smartd is a utility to check on the Self-Monitoring, Analysis and Reporting Technology or S.M.A.R.T. of a physical storage device like a hard drive or solid state drive.

  1. Configure /usr/local/etc/smartd.conf

    DEFAULT -a -d scsi -m me@example.com -s S/../.././03
    /dev/da0
    /dev/da1
    /dev/da2
    /dev/da3
    /dev/da4
    /dev/da5
    DEFAULT -a -d scsi -m me@example.com -s S/../.././04
    /dev/da6
    /dev/da7
    /dev/da8
    /dev/da9
    DEFAULT -a -d scsi -m me@example.com -s S/../.././05
    /dev/da10
    /dev/da11
    /dev/da12
    /dev/da13
    DEFAULT -a -d scsi -m me@example.com -s S/../.././06
    /dev/da14
    /dev/da15
    /dev/da16
    /dev/da17
    DEFAULT -a -d scsi -m me@example.com -s S/../.././07
    /dev/da18
    /dev/da19
    /dev/da20
    /dev/da21
    

    The DEFAULT statements allow you to set default settings for the disks defined below. The porperties will remain the same until the next DEFAULT statement is defined.

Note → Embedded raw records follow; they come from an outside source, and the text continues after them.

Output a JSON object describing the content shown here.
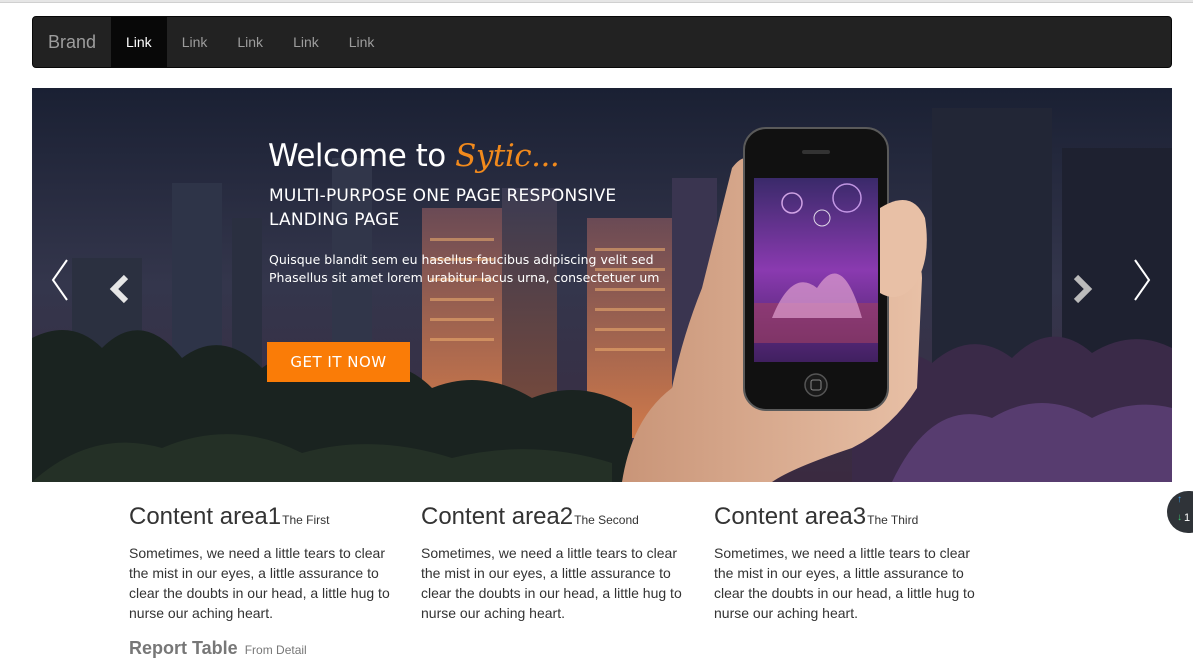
{
  "navbar": {
    "brand": "Brand",
    "links": [
      "Link",
      "Link",
      "Link",
      "Link",
      "Link"
    ],
    "active_index": 0
  },
  "hero": {
    "title_prefix": "Welcome to",
    "title_accent": "Sytic...",
    "subtitle": "MULTI-PURPOSE ONE PAGE RESPONSIVE LANDING PAGE",
    "description": "Quisque blandit sem eu hasellus faucibus adipiscing velit sed Phasellus sit amet lorem urabitur lacus urna, consectetuer um",
    "cta_label": "GET IT NOW",
    "accent_color": "#f28a1c",
    "cta_color": "#fa7c07"
  },
  "content_areas": [
    {
      "title": "Content area1",
      "subtitle": "The First",
      "body": "Sometimes, we need a little tears to clear the mist in our eyes, a little assurance to clear the doubts in our head, a little hug to nurse our aching heart."
    },
    {
      "title": "Content area2",
      "subtitle": "The Second",
      "body": "Sometimes, we need a little tears to clear the mist in our eyes, a little assurance to clear the doubts in our head, a little hug to nurse our aching heart."
    },
    {
      "title": "Content area3",
      "subtitle": "The Third",
      "body": "Sometimes, we need a little tears to clear the mist in our eyes, a little assurance to clear the doubts in our head, a little hug to nurse our aching heart."
    }
  ],
  "report": {
    "title": "Report Table",
    "subtitle": "From Detail"
  },
  "widget": {
    "up_icon": "arrow-up-icon",
    "down_icon": "arrow-down-icon",
    "count": "1"
  }
}
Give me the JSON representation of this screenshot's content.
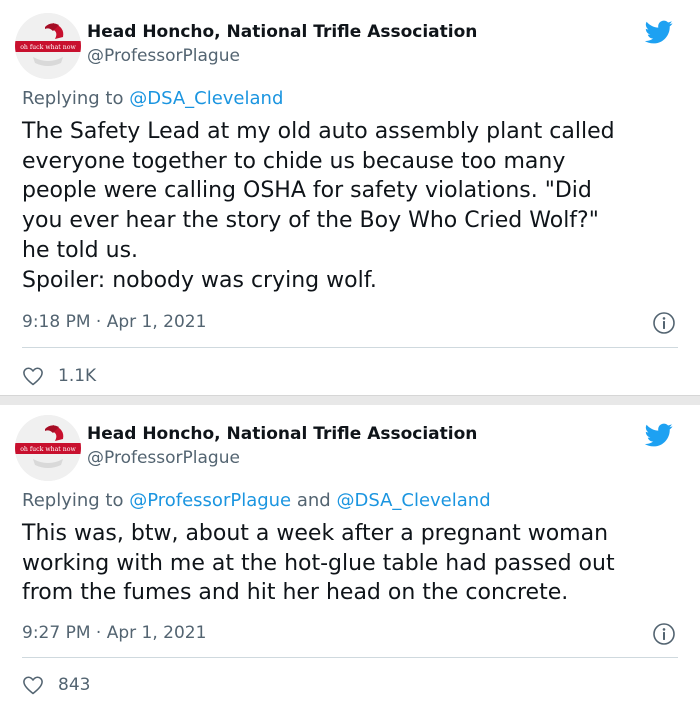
{
  "tweets": [
    {
      "author_name": "Head Honcho, National Trifle Association",
      "author_handle": "@ProfessorPlague",
      "avatar_text": "oh fuck what now",
      "replying_prefix": "Replying to ",
      "replying_to": [
        "@DSA_Cleveland"
      ],
      "replying_joiner": "",
      "body_lines": [
        "The Safety Lead at my old auto assembly plant called",
        "everyone together to chide us because too many",
        "people were calling OSHA for safety violations. \"Did",
        "you ever hear the story of the Boy Who Cried Wolf?\"",
        "he told us.",
        "Spoiler: nobody was crying wolf."
      ],
      "time": "9:18 PM · Apr 1, 2021",
      "likes": "1.1K"
    },
    {
      "author_name": "Head Honcho, National Trifle Association",
      "author_handle": "@ProfessorPlague",
      "avatar_text": "oh fuck what now",
      "replying_prefix": "Replying to ",
      "replying_to": [
        "@ProfessorPlague",
        "@DSA_Cleveland"
      ],
      "replying_joiner": " and ",
      "body_lines": [
        "This was, btw, about a week after a pregnant woman",
        "working with me at the hot-glue table had passed out",
        "from the fumes and hit her head on the concrete."
      ],
      "time": "9:27 PM · Apr 1, 2021",
      "likes": "843"
    }
  ],
  "icons": {
    "brand": "twitter-bird-icon",
    "info": "info-icon",
    "like": "heart-icon"
  },
  "colors": {
    "twitter_blue": "#1da1f2",
    "link_blue": "#1b95e0",
    "text_primary": "#0f1419",
    "text_secondary": "#536471",
    "avatar_red": "#c8102e"
  }
}
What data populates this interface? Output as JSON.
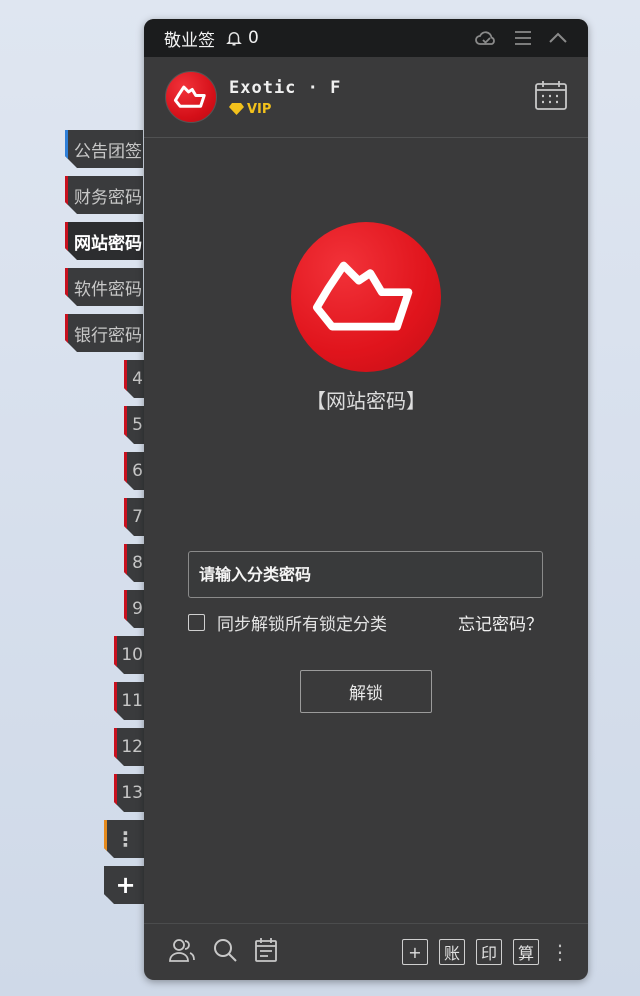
{
  "titlebar": {
    "app_name": "敬业签",
    "notification_count": "0"
  },
  "profile": {
    "username": "Exotic · F",
    "badge": "VIP"
  },
  "sidebar": {
    "categories": [
      {
        "label": "公告团签"
      },
      {
        "label": "财务密码"
      },
      {
        "label": "网站密码"
      },
      {
        "label": "软件密码"
      },
      {
        "label": "银行密码"
      }
    ],
    "numbers": [
      "4",
      "5",
      "6",
      "7",
      "8",
      "9",
      "10",
      "11",
      "12",
      "13"
    ],
    "more": "⋮",
    "add": "+"
  },
  "main": {
    "category_title": "【网站密码】",
    "password_placeholder": "请输入分类密码",
    "sync_label": "同步解锁所有锁定分类",
    "forgot_label": "忘记密码？",
    "unlock_label": "解锁"
  },
  "bottombar": {
    "add_label": "+",
    "account_label": "账",
    "print_label": "印",
    "calc_label": "算",
    "more_label": "⋮"
  },
  "colors": {
    "accent": "#c8101e",
    "brand_red": "#e0141c",
    "vip_gold": "#f2c11c",
    "panel": "#3a3a3b"
  }
}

    • The -a monitors all SMART properties.
    • -d identifies the device type (mine are all SATA).
    • -m denotes where you want failure emails sent.
    • -s sets a REGEX for how and when you want the test performed.
      • S is a short test. L is a long test.
      • The when statement is month/day-of-week/day/hour all represented in two-digit format.
  2. Enable the service to start and start it

    sysrc smartd_enable=YES -f /etc/rc.conf.local
    service smartd start
    

That's it! Oh, and try to be smarter than the guy at the top...